• [Extracted records]
+--

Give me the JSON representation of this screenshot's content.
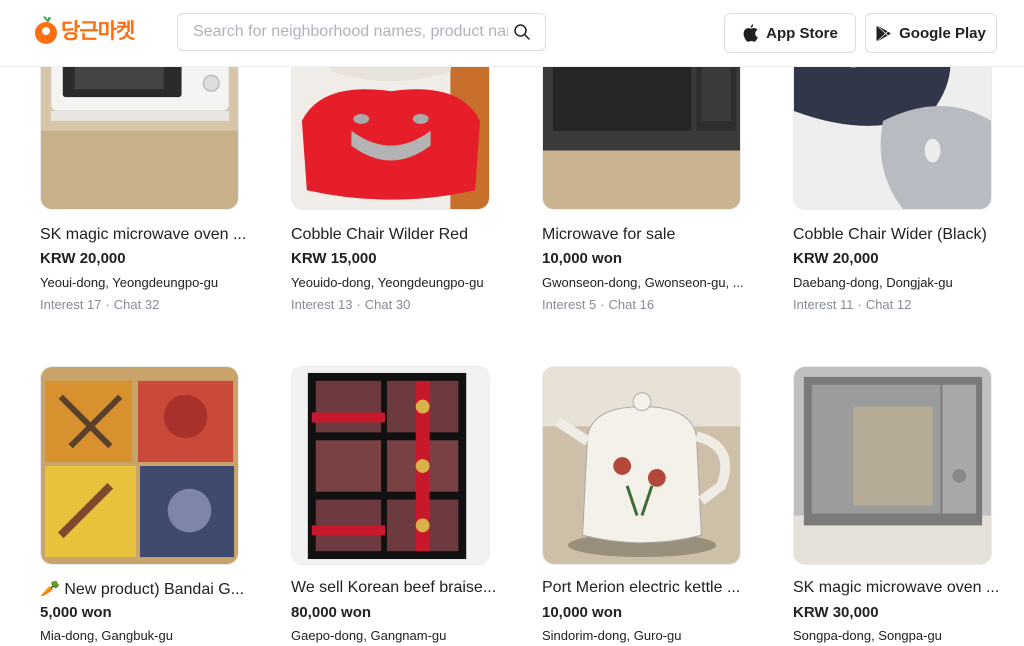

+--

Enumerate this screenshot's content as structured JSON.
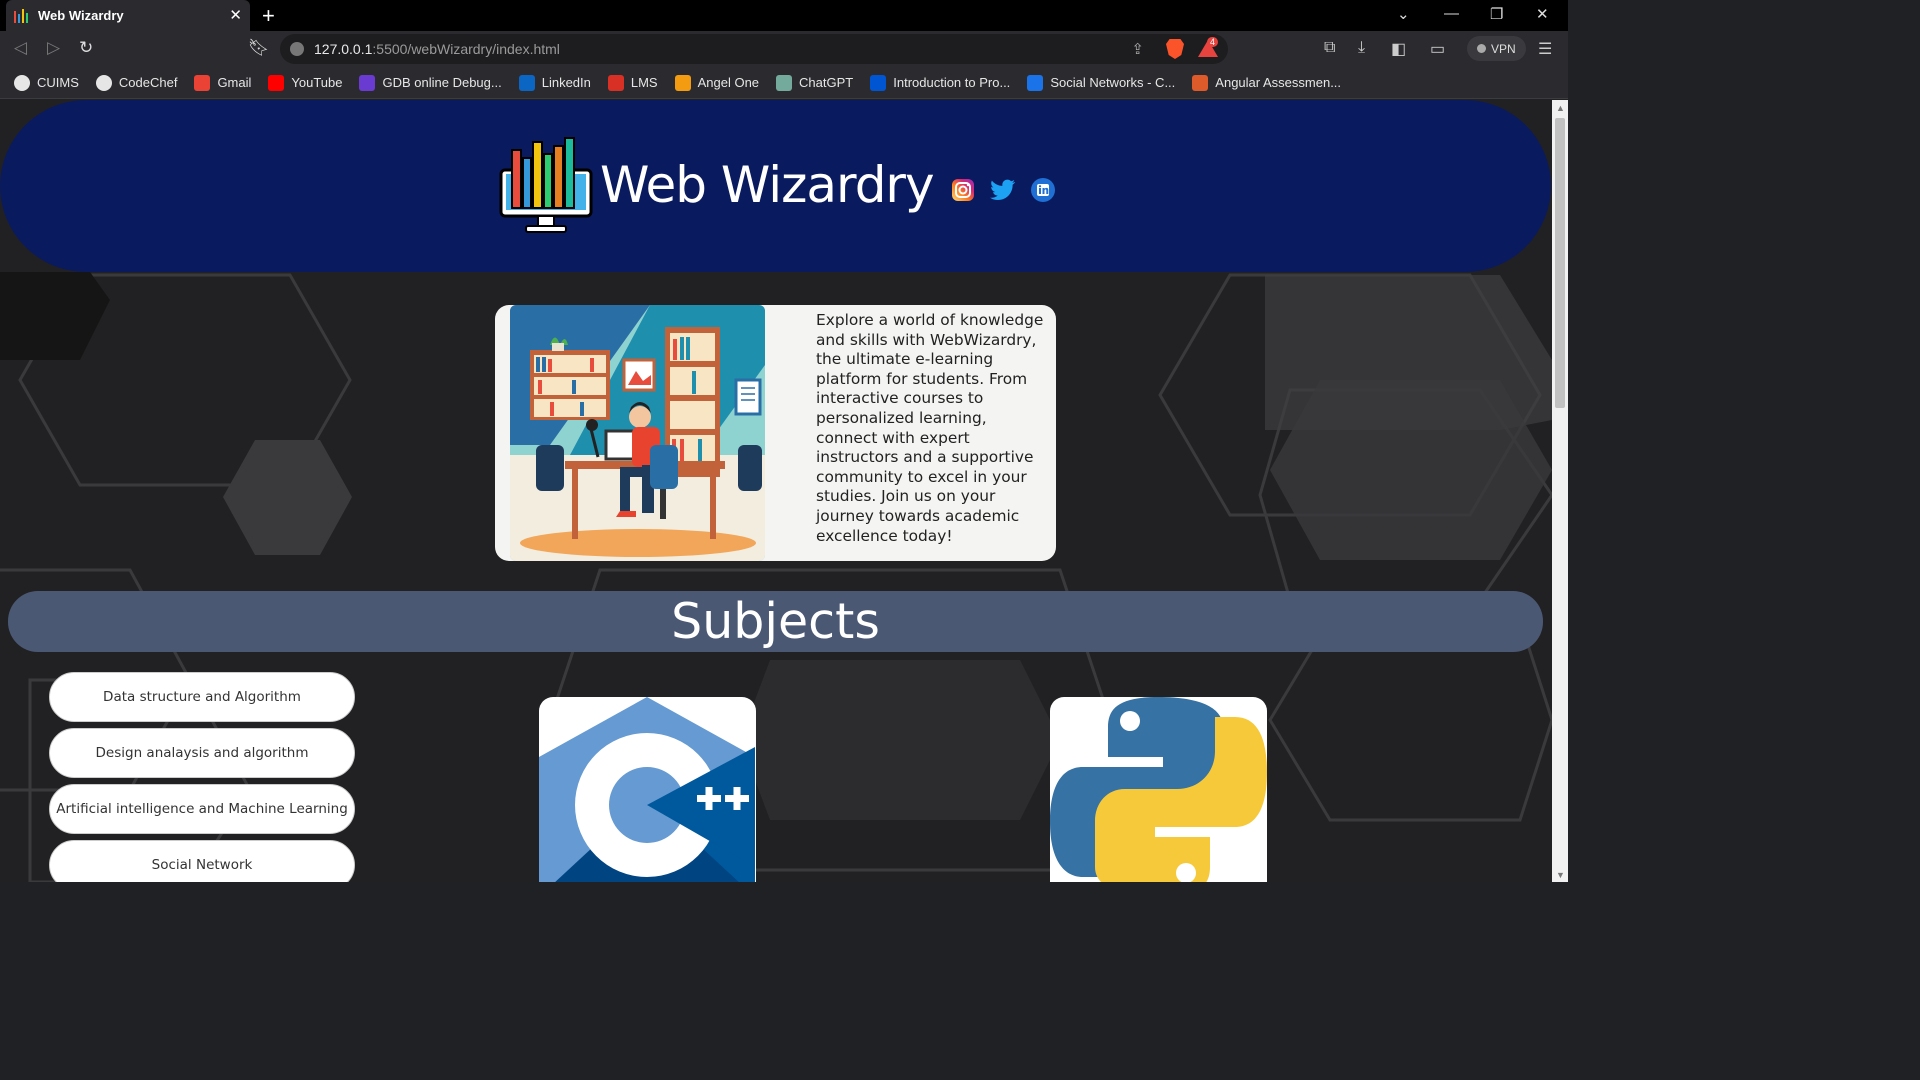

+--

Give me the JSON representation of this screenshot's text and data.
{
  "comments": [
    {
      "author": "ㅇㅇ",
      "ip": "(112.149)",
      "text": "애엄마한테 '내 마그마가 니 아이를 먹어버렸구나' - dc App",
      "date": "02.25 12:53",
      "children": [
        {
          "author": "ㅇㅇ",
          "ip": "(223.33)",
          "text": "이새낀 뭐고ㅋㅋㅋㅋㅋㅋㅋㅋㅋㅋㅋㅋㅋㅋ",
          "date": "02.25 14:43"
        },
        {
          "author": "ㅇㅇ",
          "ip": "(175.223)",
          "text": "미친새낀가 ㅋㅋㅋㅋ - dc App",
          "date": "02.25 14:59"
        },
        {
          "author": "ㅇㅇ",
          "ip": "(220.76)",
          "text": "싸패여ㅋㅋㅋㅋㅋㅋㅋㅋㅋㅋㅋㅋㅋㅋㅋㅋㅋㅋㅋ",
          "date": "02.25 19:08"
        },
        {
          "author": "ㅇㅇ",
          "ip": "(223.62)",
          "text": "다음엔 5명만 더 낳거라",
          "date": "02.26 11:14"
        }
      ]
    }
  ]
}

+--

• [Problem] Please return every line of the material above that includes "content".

• [Solution for this problem]
Give me the JSON representation of this screenshot's content.
Enumerate this screenshot's content as structured JSON.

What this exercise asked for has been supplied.